EXERCISE MATERIALS =>

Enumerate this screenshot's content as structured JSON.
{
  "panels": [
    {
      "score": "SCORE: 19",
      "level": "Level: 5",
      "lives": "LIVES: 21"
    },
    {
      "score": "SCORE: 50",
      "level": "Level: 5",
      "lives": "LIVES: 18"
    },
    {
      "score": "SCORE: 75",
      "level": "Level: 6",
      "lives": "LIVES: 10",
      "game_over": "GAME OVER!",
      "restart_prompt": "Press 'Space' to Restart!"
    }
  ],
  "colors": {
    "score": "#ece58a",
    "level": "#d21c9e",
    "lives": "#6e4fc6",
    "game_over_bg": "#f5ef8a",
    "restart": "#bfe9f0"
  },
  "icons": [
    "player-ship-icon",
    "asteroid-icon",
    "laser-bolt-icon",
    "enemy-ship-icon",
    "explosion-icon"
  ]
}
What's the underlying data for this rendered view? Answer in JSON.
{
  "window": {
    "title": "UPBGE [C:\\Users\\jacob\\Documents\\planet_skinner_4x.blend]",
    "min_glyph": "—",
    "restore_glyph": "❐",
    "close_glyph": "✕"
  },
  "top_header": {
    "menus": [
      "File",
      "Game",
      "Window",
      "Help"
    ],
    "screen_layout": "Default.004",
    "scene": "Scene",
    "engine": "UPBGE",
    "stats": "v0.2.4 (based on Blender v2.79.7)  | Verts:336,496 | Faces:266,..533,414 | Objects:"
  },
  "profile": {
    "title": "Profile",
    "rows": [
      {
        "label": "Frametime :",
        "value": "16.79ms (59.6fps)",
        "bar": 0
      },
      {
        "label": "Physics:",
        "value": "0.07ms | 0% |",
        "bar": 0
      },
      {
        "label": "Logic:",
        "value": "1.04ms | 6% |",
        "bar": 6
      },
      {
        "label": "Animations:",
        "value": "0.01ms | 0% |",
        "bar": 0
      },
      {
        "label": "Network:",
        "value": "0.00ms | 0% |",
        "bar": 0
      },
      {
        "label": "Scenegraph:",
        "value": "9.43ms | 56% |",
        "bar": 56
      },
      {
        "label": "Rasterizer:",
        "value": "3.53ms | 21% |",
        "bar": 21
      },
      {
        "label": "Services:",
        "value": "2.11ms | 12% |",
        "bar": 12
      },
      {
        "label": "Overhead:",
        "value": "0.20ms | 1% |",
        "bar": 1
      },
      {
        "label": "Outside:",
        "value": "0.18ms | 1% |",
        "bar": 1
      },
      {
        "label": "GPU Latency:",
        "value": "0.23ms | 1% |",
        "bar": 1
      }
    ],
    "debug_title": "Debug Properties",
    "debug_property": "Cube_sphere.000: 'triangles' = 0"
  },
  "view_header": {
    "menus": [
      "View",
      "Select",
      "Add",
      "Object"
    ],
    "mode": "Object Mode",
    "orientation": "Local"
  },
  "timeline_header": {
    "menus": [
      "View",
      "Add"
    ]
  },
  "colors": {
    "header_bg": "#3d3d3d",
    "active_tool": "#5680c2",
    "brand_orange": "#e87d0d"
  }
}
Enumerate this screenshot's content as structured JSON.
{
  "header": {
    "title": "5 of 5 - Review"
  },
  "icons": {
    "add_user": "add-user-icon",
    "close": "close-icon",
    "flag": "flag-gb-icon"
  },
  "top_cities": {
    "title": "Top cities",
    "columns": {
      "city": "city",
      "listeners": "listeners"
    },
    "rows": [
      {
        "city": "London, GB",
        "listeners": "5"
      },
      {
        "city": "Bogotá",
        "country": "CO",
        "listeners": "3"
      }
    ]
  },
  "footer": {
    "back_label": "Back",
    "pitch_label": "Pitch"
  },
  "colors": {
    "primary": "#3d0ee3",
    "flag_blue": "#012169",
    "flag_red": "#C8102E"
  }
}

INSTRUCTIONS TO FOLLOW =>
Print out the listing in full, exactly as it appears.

ANSWER BOX =>
Enumerate this screenshot's content as structured JSON.
{
  "panels": [
    {
      "score": "SCORE: 19",
      "level": "Level: 5",
      "lives": "LIVES: 21"
    },
    {
      "score": "SCORE: 50",
      "level": "Level: 5",
      "lives": "LIVES: 18"
    },
    {
      "score": "SCORE: 75",
      "level": "Level: 6",
      "lives": "LIVES: 10",
      "game_over": "GAME OVER!",
      "restart_prompt": "Press 'Space' to Restart!"
    }
  ],
  "colors": {
    "score": "#ece58a",
    "level": "#d21c9e",
    "lives": "#6e4fc6",
    "game_over_bg": "#f5ef8a",
    "restart": "#bfe9f0"
  },
  "icons": [
    "player-ship-icon",
    "asteroid-icon",
    "laser-bolt-icon",
    "enemy-ship-icon",
    "explosion-icon"
  ]
}
What's the underlying data for this rendered view? Answer in JSON.
{
  "window": {
    "title": "UPBGE [C:\\Users\\jacob\\Documents\\planet_skinner_4x.blend]",
    "min_glyph": "—",
    "restore_glyph": "❐",
    "close_glyph": "✕"
  },
  "top_header": {
    "menus": [
      "File",
      "Game",
      "Window",
      "Help"
    ],
    "screen_layout": "Default.004",
    "scene": "Scene",
    "engine": "UPBGE",
    "stats": "v0.2.4 (based on Blender v2.79.7)  | Verts:336,496 | Faces:266,..533,414 | Objects:"
  },
  "profile": {
    "title": "Profile",
    "rows": [
      {
        "label": "Frametime :",
        "value": "16.79ms (59.6fps)",
        "bar": 0
      },
      {
        "label": "Physics:",
        "value": "0.07ms | 0% |",
        "bar": 0
      },
      {
        "label": "Logic:",
        "value": "1.04ms | 6% |",
        "bar": 6
      },
      {
        "label": "Animations:",
        "value": "0.01ms | 0% |",
        "bar": 0
      },
      {
        "label": "Network:",
        "value": "0.00ms | 0% |",
        "bar": 0
      },
      {
        "label": "Scenegraph:",
        "value": "9.43ms | 56% |",
        "bar": 56
      },
      {
        "label": "Rasterizer:",
        "value": "3.53ms | 21% |",
        "bar": 21
      },
      {
        "label": "Services:",
        "value": "2.11ms | 12% |",
        "bar": 12
      },
      {
        "label": "Overhead:",
        "value": "0.20ms | 1% |",
        "bar": 1
      },
      {
        "label": "Outside:",
        "value": "0.18ms | 1% |",
        "bar": 1
      },
      {
        "label": "GPU Latency:",
        "value": "0.23ms | 1% |",
        "bar": 1
      }
    ],
    "debug_title": "Debug Properties",
    "debug_property": "Cube_sphere.000: 'triangles' = 0"
  },
  "view_header": {
    "menus": [
      "View",
      "Select",
      "Add",
      "Object"
    ],
    "mode": "Object Mode",
    "orientation": "Local"
  },
  "timeline_header": {
    "menus": [
      "View",
      "Add"
    ]
  },
  "colors": {
    "header_bg": "#3d3d3d",
    "active_tool": "#5680c2",
    "brand_orange": "#e87d0d"
  }
}
Enumerate this screenshot's content as structured JSON.
{
  "header": {
    "title": "5 of 5 - Review"
  },
  "icons": {
    "add_user": "add-user-icon",
    "close": "close-icon",
    "flag": "flag-gb-icon"
  },
  "top_cities": {
    "title": "Top cities",
    "columns": {
      "city": "city",
      "listeners": "listeners"
    },
    "rows": [
      {
        "city": "London, GB",
        "listeners": "5"
      },
      {
        "city": "Bogotá",
        "country": "CO",
        "listeners": "3"
      }
    ]
  },
  "footer": {
    "back_label": "Back",
    "pitch_label": "Pitch"
  },
  "colors": {
    "primary": "#3d0ee3",
    "flag_blue": "#012169",
    "flag_red": "#C8102E"
  }
}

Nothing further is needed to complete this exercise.